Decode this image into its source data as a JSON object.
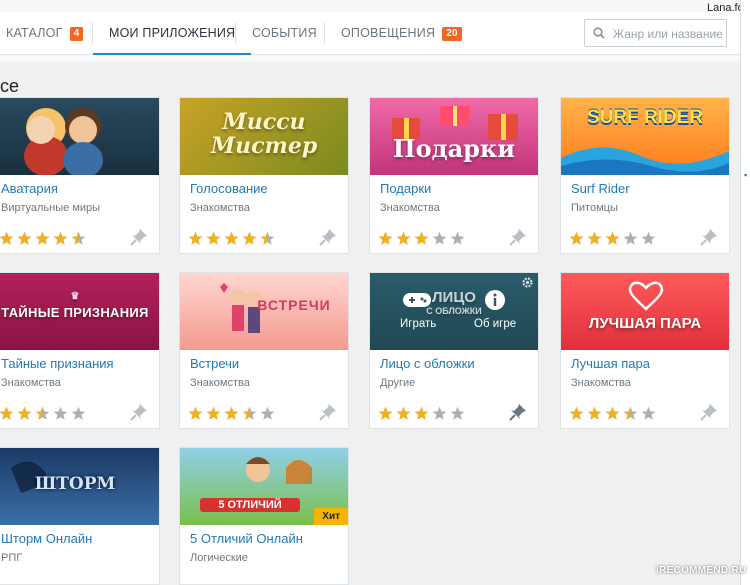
{
  "user": {
    "name": "Lana.foxy"
  },
  "nav": {
    "tabs": [
      {
        "label": "КАТАЛОГ",
        "badge": "4"
      },
      {
        "label": "МОИ ПРИЛОЖЕНИЯ"
      },
      {
        "label": "СОБЫТИЯ"
      },
      {
        "label": "ОПОВЕЩЕНИЯ",
        "badge": "20"
      }
    ],
    "active_tab": "МОИ ПРИЛОЖЕНИЯ"
  },
  "search": {
    "placeholder": "Жанр или название",
    "icon": "search-icon"
  },
  "section": {
    "title": "се"
  },
  "colors": {
    "accent": "#1e88c8",
    "badge": "#f26522",
    "star_on": "#f2b01e",
    "star_off": "#a9b1b8"
  },
  "apps": [
    {
      "name": "Аватария",
      "genre": "Виртуальные миры",
      "rating": 4.5
    },
    {
      "name": "Голосование",
      "genre": "Знакомства",
      "rating": 4.5,
      "thumb_title": "Мисси Мистер"
    },
    {
      "name": "Подарки",
      "genre": "Знакомства",
      "rating": 3,
      "thumb_title": "Подарки"
    },
    {
      "name": "Surf Rider",
      "genre": "Питомцы",
      "rating": 3,
      "thumb_title": "SURF RIDER"
    },
    {
      "name": "Тайные признания",
      "genre": "Знакомства",
      "rating": 2.5,
      "thumb_title": "ТАЙНЫЕ ПРИЗНАНИЯ"
    },
    {
      "name": "Встречи",
      "genre": "Знакомства",
      "rating": 3.5,
      "thumb_title": "ВСТРЕЧИ"
    },
    {
      "name": "Лицо с обложки",
      "genre": "Другие",
      "rating": 3,
      "thumb_title": "ЛИЦО",
      "thumb_subtitle": "С ОБЛОЖКИ",
      "play_label": "Играть",
      "about_label": "Об игре"
    },
    {
      "name": "Лучшая пара",
      "genre": "Знакомства",
      "rating": 3.5,
      "thumb_title": "ЛУЧШАЯ ПАРА"
    },
    {
      "name": "Шторм Онлайн",
      "genre": "РПГ",
      "thumb_title": "ШТОРМ"
    },
    {
      "name": "5 Отличий Онлайн",
      "genre": "Логические",
      "badge": "Хит",
      "thumb_title": "5 ОТЛИЧИЙ"
    }
  ],
  "watermark": "iRECOMMEND.RU"
}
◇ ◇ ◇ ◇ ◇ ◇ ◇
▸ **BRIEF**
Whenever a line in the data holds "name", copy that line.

▸ **WRITTEN ANSWER**
    "name": "Lana.foxy"
      "name": "Аватария",
      "name": "Голосование",
      "name": "Подарки",
      "name": "Surf Rider",
      "name": "Тайные признания",
      "name": "Встречи",
      "name": "Лицо с обложки",
      "name": "Лучшая пара",
      "name": "Шторм Онлайн",
      "name": "5 Отличий Онлайн",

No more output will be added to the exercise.